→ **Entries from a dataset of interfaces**
****************************************

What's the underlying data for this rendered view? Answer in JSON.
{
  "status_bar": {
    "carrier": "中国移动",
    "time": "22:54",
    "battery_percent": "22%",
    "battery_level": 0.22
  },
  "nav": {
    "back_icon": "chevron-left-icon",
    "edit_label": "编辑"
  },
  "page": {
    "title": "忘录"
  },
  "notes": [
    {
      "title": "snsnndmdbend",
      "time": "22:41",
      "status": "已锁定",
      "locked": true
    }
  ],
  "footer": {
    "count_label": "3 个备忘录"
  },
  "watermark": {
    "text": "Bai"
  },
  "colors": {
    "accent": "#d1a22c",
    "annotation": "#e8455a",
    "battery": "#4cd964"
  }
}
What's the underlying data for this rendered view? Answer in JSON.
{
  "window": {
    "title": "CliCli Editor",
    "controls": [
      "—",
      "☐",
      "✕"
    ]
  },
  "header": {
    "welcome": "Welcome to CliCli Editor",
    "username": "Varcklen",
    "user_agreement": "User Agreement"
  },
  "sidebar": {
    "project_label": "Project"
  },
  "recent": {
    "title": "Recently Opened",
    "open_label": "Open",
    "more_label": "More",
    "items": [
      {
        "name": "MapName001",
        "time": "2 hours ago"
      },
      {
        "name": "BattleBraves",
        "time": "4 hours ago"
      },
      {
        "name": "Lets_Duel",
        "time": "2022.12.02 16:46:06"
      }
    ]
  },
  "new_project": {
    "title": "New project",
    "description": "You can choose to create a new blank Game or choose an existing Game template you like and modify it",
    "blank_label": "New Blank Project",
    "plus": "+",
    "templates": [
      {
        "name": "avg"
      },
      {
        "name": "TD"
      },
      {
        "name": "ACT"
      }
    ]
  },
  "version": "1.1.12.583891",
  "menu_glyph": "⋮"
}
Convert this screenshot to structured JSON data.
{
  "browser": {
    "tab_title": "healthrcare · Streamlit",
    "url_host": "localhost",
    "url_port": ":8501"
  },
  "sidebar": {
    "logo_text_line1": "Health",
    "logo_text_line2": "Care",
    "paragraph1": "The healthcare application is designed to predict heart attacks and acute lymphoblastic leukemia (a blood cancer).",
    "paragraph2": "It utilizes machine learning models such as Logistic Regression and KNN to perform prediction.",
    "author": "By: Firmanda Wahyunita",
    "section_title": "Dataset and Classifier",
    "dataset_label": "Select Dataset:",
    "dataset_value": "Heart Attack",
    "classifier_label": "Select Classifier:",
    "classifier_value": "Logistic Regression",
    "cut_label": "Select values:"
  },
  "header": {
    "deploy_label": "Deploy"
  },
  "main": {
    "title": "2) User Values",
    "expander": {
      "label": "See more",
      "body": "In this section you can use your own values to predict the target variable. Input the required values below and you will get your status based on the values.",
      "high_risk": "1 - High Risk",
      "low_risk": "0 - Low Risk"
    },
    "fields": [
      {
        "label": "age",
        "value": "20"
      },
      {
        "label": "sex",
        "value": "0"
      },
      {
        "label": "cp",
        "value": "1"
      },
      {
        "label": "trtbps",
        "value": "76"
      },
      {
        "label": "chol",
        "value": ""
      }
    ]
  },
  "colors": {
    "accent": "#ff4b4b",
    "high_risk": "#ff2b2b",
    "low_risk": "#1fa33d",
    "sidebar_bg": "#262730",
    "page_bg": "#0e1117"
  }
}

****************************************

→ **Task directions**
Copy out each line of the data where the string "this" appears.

→ **Reply**
What's the underlying data for this rendered view? Answer in JSON.
What's the underlying data for this rendered view? Answer in JSON.
Convert this screenshot to structured JSON data.
      "body": "In this section you can use your own values to predict the target variable. Input the required values below and you will get your status based on the values.",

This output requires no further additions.